After about 30 minutes we got up and continued making our way up the Mountain to Searle Pass. It was a gradual climb but still a bit tiring. As we got higher the view got better and better. Everywhere you looked was amazing.
The trail is very popular with mountain bikers heading up to the pass and then coming down. We were constantly having to step off trail to let them through. That was nice about the PCT. No bikes allowed.
As we got closer we saw a sign for “Janet’s Cabin.” It looks to be part of 10th Mountain Association. D-bone, the weird guy who picked us up and took us to Bailey, works for them. They are cabins scattered around. Looks like a 6 mile hike up to this one. Would be nice for those who like hiking but not camping.
We came to a stream and grabbed some water. We risked not filtering since the source was right there. The water was ice cold and quite refreshing. We took a 15 minute break before continuing up.
Then it happened. Our first snow patch. I started having flashbacks to last year. Sliding hundreds of feet down the side of a mountain. Holes in my shoes. Trekking poles thrown into trees.
It was a small patch so it wasn’t that bad. Of course we had to get an updated picture from last year when I came across snow in Oregon.
I laid down on the snow as if I face planted while Songbird and 5 Star took pictures. It was quite cold. Especially on the boys. A family came by and started laughing as I just laid there face down.

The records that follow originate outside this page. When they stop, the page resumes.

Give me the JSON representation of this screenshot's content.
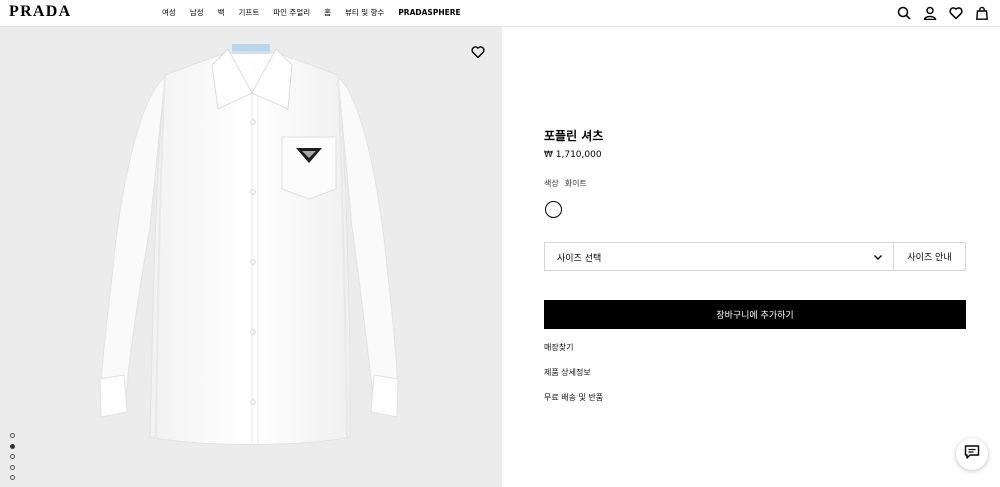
{
  "header": {
    "logo": "PRADA",
    "nav": [
      "여성",
      "남성",
      "백",
      "기프트",
      "파인 주얼리",
      "홈",
      "뷰티 및 향수",
      "PRADASPHERE"
    ],
    "icons": [
      "search-icon",
      "account-icon",
      "wishlist-icon",
      "bag-icon"
    ]
  },
  "gallery": {
    "image": "white-poplin-shirt",
    "slides": 5,
    "active_slide": 2
  },
  "product": {
    "title": "포플린 셔츠",
    "price": "₩ 1,710,000",
    "color_label": "색상",
    "color_value": "화이트",
    "size_select": "사이즈 선택",
    "size_guide": "사이즈 안내",
    "add_to_cart": "장바구니에 추가하기",
    "links": [
      "매장찾기",
      "제품 상세정보",
      "무료 배송 및 반품"
    ]
  },
  "colors": {
    "accent": "#000000",
    "gallery_bg": "#ececec",
    "shirt": "#ffffff"
  }
}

We finally got to the top of Searle Pass. 12,044 feet. We told Songbird to go on this rock and do the stereotypical poses you see on Instagram and Facebook.
We hiked for about 10 minutes until we got to a creek and stopped for lunch. Lunch at 12,000 feet with a perfect view. Doesn’t get much better. Well, real food would have been nice but I guess tuna, crackers, tortillas, and Cheetos will do.

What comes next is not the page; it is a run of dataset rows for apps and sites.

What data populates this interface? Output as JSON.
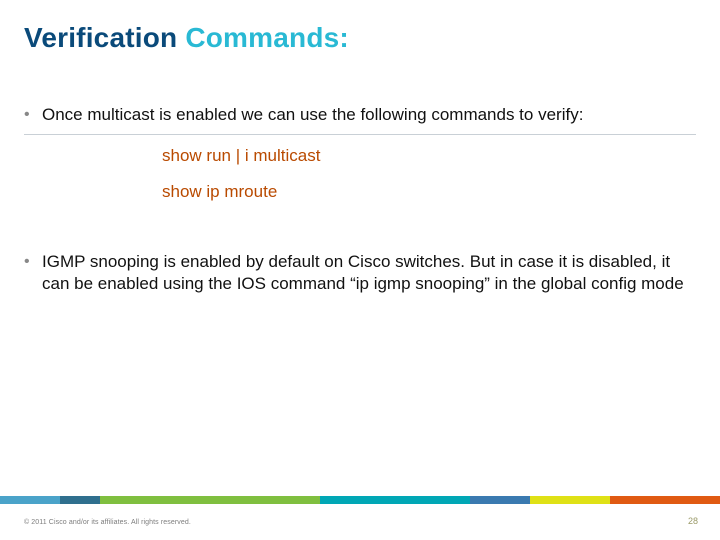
{
  "title": {
    "word1": "Verification",
    "word2": "Commands:"
  },
  "bullets": {
    "b1": "Once multicast is enabled we can use the following commands to verify:",
    "b2": "IGMP snooping is enabled by default on Cisco switches. But in case it is disabled, it can be enabled using the IOS command “ip igmp snooping” in the global config mode"
  },
  "commands": {
    "c1": "show run | i multicast",
    "c2": "show ip mroute"
  },
  "footer": {
    "copyright": "© 2011 Cisco and/or its affiliates. All rights reserved.",
    "page": "28"
  }
}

After an hour or so we got up and started making our way up to Elk Ridge and another pass. We passed another hiker named Smiles. She was wearing a bright orange trucker hat that said “Hiker trash.” She hiked the PCT in 2012. We talked to her for awhile. While talking Dana, who we met briefly on day 2, passed by.

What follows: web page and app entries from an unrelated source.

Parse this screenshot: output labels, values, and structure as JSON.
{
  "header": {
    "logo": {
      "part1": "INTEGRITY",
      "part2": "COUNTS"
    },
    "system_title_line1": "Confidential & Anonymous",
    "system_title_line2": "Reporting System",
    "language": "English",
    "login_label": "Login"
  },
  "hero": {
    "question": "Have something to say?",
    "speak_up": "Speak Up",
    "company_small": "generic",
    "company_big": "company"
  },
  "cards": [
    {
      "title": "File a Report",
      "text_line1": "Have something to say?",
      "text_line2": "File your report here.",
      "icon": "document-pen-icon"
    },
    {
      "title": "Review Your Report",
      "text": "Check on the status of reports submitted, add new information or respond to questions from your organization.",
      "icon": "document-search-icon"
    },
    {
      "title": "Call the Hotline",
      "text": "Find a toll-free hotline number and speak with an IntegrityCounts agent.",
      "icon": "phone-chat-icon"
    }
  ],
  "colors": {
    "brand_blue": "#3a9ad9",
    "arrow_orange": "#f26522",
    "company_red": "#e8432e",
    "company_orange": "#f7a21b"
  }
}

As we were walking we hear “eeeepp!” Which is the sound of the most adorable critter ever, the Pika. They are about the size of a guinea pig or chinchilla.
They live at high elevation and eat the grass. I saw one last year while 5 Star and I were cowboy camping right before Glenn Pass. They are not that shy and will come up pretty close. Cute little buggers. We also saw a couple marmots hanging out on the rocks.
We got to the top of Elk Ridge, 12,280 feet, and made our way down to Kokomo. No, not that one. This one is at 12,000 feet.
By this time we were moving slow and stopping frequently to take pictures. We got about a mile down before we came to a big field of flowers. 5 Star and I spun around while Songbird filmed us and sang the Hills are alive with music.
We made it about a 1/4 mile before we took a break on fallen tree. 5 Star named it the “Tree of Contemplation.” We sat there for about an hour talking to Smiles and a father and daughter who are section hiking.
We only have about 44 miles to Twin Lakes left and three days to get there. We have a decision to make with how far to go since there is a no camping for 4 miles coming up in 3 miles. We decide to be lazy and find a spot some where between the Tree of Contemplation and the no camping area.
As we are heading downhill the skies are starting to darken. The entire day has been nice with blue skies and white fluffy clouds.
We keep an eye out for a good spot and see some flat spots off to the left and down from the trail. We walk over to check it out as we hear the sound of thunder off in the distance. We set up our tents expecting rain but the clouds blow over us. Looks like we might luck out.
We cooked some dinner. Or in 5 Star’s case some brinner. He had a mountain house breakfast skillet. I had chili mac and cheese and tossed in some jalapeno Fritos. Songbird isn’t feeling great and so I finished off her mac and cheese.
Songbird noticed a hole in her tent so I brought over some tenacious tape. It is really sticky tape that fixes a lot of stuff. I hand her the tape and look over at 5 Star laying in his tent. He is laying there with mango strips just hanging out in his mouth. I start laughing and ask if he is too tired to chew.